The underlying issues contributing to our current conversations about justice are decades old. I recall stories about my father, a Tuskegee Airman, coming home after serving in World War II not being able to enter certain businesses in New Orleans in places where German Prisoners of War were welcomed. Since the Civil Rights Act was passed in 1964, there has been greater attention paid to rectifying the inequities in our communities. Income inequality is a core contributor to this uneven playing field. Unfortunately, the socioeconomic gap among ethnic groups continues to deepen the chasm that separates segments of our society. While we are not in a position as individuals to rekindle and address the War on Poverty, we can do our part in our professional and personal lives to mitigate the socioeconomic gaps. In addition to ameliorating SES gaps, it is also important to consider the broader picture. For instance, the NEJM article highlights important data from the 2002 IOM report, which, concluded that for nearly every disease studied, black Americans received less effective care than white Americans, disparities that persisted even when matching SES and insurance status.

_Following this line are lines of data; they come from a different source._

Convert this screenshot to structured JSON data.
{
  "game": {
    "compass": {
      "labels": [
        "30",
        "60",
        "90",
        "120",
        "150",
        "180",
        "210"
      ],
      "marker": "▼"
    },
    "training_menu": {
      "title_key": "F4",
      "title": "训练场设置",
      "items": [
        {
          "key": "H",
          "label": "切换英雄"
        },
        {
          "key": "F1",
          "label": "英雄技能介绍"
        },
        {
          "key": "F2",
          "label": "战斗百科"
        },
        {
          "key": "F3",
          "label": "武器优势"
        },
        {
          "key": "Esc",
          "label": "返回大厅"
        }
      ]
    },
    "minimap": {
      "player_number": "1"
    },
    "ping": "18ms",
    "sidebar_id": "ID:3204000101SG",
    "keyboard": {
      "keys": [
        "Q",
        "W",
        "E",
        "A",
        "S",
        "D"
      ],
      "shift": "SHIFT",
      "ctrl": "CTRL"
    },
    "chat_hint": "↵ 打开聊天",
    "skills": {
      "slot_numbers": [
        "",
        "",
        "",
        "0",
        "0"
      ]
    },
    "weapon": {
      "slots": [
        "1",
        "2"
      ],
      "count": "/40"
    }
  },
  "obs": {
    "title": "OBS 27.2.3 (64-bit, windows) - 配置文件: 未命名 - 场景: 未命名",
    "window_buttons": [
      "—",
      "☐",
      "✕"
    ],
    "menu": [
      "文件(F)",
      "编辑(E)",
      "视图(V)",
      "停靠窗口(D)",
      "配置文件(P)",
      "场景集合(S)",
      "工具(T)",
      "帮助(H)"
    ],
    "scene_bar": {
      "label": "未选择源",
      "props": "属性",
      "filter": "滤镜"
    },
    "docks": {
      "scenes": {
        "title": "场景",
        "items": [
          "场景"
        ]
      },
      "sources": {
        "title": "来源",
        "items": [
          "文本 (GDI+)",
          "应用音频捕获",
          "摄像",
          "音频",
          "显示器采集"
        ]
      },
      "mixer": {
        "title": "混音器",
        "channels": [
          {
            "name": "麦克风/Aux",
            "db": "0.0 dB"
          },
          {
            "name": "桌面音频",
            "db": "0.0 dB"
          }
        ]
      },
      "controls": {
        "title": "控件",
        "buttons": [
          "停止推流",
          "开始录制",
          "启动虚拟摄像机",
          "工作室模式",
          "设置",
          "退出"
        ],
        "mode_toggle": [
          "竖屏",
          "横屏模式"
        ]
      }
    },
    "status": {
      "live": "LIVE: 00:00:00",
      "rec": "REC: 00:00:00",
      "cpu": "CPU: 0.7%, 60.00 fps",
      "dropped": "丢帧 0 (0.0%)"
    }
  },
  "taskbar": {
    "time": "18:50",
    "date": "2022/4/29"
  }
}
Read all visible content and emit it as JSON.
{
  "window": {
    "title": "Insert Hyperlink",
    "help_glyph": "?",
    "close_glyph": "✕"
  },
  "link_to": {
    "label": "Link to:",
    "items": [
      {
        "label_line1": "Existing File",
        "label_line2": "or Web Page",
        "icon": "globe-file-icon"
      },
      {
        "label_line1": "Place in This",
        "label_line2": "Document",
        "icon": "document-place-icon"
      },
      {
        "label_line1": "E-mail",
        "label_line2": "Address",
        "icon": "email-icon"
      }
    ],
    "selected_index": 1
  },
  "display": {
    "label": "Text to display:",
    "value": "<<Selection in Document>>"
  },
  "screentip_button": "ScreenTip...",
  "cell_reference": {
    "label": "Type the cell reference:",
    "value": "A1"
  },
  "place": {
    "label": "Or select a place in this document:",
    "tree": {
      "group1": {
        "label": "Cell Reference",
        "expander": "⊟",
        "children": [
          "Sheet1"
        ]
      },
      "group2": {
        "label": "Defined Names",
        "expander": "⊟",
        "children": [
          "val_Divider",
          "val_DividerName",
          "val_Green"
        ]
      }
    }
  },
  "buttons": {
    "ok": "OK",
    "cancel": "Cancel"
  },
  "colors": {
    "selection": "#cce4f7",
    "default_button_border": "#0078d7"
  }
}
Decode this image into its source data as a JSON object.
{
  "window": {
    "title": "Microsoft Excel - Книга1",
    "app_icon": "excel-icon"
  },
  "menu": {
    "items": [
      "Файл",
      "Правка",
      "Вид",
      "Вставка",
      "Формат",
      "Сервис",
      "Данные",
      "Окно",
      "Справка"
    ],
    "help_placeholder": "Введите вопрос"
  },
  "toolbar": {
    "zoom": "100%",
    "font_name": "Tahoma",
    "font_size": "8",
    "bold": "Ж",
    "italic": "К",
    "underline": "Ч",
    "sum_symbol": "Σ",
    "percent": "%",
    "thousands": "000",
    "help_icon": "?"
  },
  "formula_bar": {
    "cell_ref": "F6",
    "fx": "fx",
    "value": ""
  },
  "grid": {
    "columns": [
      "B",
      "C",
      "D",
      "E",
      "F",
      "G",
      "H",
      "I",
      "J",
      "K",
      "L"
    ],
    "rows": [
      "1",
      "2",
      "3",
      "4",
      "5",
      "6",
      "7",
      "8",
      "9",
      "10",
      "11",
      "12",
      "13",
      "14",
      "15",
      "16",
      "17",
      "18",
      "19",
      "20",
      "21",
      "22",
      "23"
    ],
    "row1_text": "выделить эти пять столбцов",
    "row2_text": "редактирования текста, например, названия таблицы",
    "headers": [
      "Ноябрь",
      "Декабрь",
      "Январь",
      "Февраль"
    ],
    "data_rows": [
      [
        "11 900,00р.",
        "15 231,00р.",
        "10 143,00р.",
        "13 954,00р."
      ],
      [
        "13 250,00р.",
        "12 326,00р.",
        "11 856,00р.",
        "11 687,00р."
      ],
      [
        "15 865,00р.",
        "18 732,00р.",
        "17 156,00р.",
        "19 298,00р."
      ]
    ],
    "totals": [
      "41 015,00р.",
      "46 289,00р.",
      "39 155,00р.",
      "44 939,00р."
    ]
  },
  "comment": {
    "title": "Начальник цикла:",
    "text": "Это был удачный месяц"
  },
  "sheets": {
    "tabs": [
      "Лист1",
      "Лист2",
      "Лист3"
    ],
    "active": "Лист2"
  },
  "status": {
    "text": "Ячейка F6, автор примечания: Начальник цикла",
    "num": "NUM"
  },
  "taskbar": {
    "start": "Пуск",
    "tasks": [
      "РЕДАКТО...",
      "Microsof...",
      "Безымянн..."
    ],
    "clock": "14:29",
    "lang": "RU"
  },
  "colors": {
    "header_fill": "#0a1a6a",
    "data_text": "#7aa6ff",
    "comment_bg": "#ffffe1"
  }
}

There has been significant effort mounted by many groups to address not only the socioeconomic challenges facing our society, but also within academic medicine there have been significant efforts to enhance diversity. Whether it is a focus on pipeline programs, targeted mentoring programs for faculty, or creating offices focused on inclusion and diversity having institutional level influence, there have been important strides to achieve even the level of diversity in academic medicine that we have today. We can do better, however, and it is now time to consider additional strategies.
Recognizing that we all have biases because of our life experiences, there are two tangible recommendations that I would like you to consider. One is to understand your contribution to an environment that is not completely inclusive. The implicit association test is one tool that is available on line that can assist you in your own journey of self-awareness. Once we know these biases then we can address them head on. Secondly, the Office of Inclusion and Diversity launched a diversity engagement survey that will determine where we are as a community in our journey toward a more inclusive environment. I encourage you to complete the survey and know that your input is critically important as we seek to understand how best to move forward. Nationally, attrition rates of faculty of color and women are higher than others. By addressing the environment in which we work, we can aim to mitigate the tension that unrecognized biases infuse into our lives. The challenges remain for us as a society but the first step is ours in making a difference.
Ansell D. A., & McDonald E. K. (2015). Bias, Black Lives, and Academic Medicine. New England Journal of Medicine. Retrieved from http://www.nejm.org/doi/pdf/10.1056/NEJMp1500832.
The Council of Economic Advisers, January 2014. The War On Poverty 50 Years Later: A Progress Report (2014). Retrieved from http://www.whitehouse.gov/sites/default/files/docs/50th_anniversary_cea_report_-_final_post_embargo.pdf